U.S. Classification494/60, 494/901, 494/38, 494/74, 494/42, 494/64, 494/65, 494/49
International ClassificationF01M1/10, B04B5/00, B04B1/00, C11B3/16, B04B9/06
Cooperative ClassificationY10S494/901, C11B3/16, F01M1/10, B04B5/005, B04B1/00
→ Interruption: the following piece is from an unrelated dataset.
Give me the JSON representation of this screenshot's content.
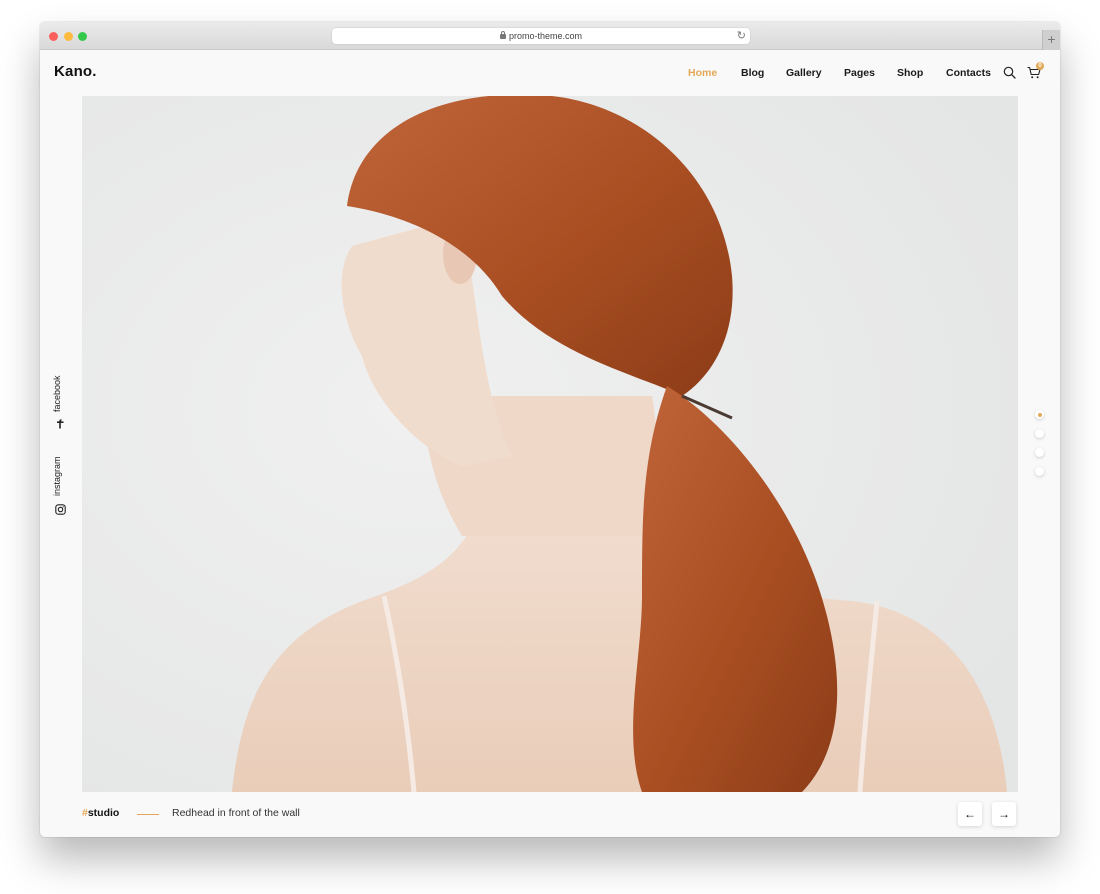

European ClassificationC11B3/16, F01M1/10, B04B1/00, B04B5/00B